STUDY MATERIAL below:

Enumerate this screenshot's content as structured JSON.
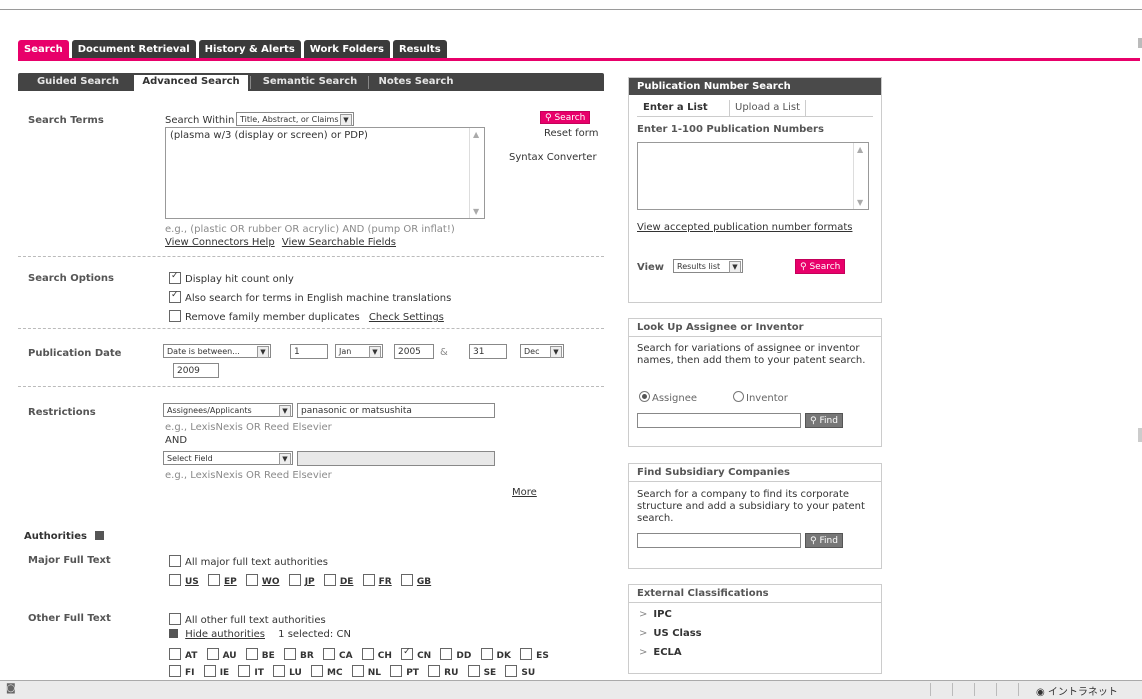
{
  "main_tabs": [
    "Search",
    "Document Retrieval",
    "History & Alerts",
    "Work Folders",
    "Results"
  ],
  "sub_tabs": [
    "Guided Search",
    "Advanced Search",
    "Semantic Search",
    "Notes Search"
  ],
  "search_terms": {
    "label": "Search Terms",
    "search_within_label": "Search Within",
    "search_within_value": "Title, Abstract, or Claims",
    "query": "(plasma w/3 (display or screen) or PDP)",
    "example": "e.g., (plastic OR rubber OR acrylic) AND (pump OR inflat!)",
    "connectors_help": "View Connectors Help",
    "searchable_fields": "View Searchable Fields",
    "search_button": "Search",
    "reset_form": "Reset form",
    "syntax_converter": "Syntax Converter"
  },
  "search_options": {
    "label": "Search Options",
    "items": [
      {
        "text": "Display hit count only",
        "checked": true
      },
      {
        "text": "Also search for terms in English machine translations",
        "checked": true
      },
      {
        "text": "Remove family member duplicates",
        "checked": false
      }
    ],
    "check_settings": "Check Settings"
  },
  "publication_date": {
    "label": "Publication Date",
    "mode": "Date is between...",
    "from_day": "1",
    "from_month": "Jan",
    "from_year": "2005",
    "amp": "&",
    "to_day": "31",
    "to_month": "Dec",
    "to_year": "2009"
  },
  "restrictions": {
    "label": "Restrictions",
    "field1": "Assignees/Applicants",
    "value1": "panasonic or matsushita",
    "example1": "e.g., LexisNexis OR Reed Elsevier",
    "and": "AND",
    "field2": "Select Field",
    "example2": "e.g., LexisNexis OR Reed Elsevier",
    "more": "More"
  },
  "authorities": {
    "title": "Authorities",
    "major_label": "Major Full Text",
    "major_all": "All major full text authorities",
    "major_codes": [
      "US",
      "EP",
      "WO",
      "JP",
      "DE",
      "FR",
      "GB"
    ],
    "other_label": "Other Full Text",
    "other_all": "All other full text authorities",
    "hide_authorities": "Hide authorities",
    "selected": "1 selected: CN",
    "other_row1": [
      "AT",
      "AU",
      "BE",
      "BR",
      "CA",
      "CH",
      "CN",
      "DD",
      "DK",
      "ES"
    ],
    "other_row2": [
      "FI",
      "IE",
      "IT",
      "LU",
      "MC",
      "NL",
      "PT",
      "RU",
      "SE",
      "SU"
    ],
    "checked_code": "CN"
  },
  "pub_number_search": {
    "title": "Publication Number Search",
    "tab_enter": "Enter a List",
    "tab_upload": "Upload a List",
    "enter_label": "Enter 1-100 Publication Numbers",
    "formats_link": "View accepted publication number formats",
    "view_label": "View",
    "view_value": "Results list",
    "search_button": "Search"
  },
  "lookup": {
    "title": "Look Up Assignee or Inventor",
    "desc": "Search for variations of assignee or inventor names, then add them to your patent search.",
    "assignee": "Assignee",
    "inventor": "Inventor",
    "find": "Find"
  },
  "subsidiary": {
    "title": "Find Subsidiary Companies",
    "desc": "Search for a company to find its corporate structure and add a subsidiary to your patent search.",
    "find": "Find"
  },
  "external": {
    "title": "External Classifications",
    "items": [
      "IPC",
      "US Class",
      "ECLA"
    ]
  },
  "status_bar": {
    "zone": "イントラネット"
  },
  "colors": {
    "accent": "#e8006a",
    "tab_dark": "#3a3a3a"
  }
}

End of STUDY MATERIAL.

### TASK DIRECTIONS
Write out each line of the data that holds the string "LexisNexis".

### SOLUTION FOR THIS EXERCISE
    "example1": "e.g., LexisNexis OR Reed Elsevier",
    "example2": "e.g., LexisNexis OR Reed Elsevier",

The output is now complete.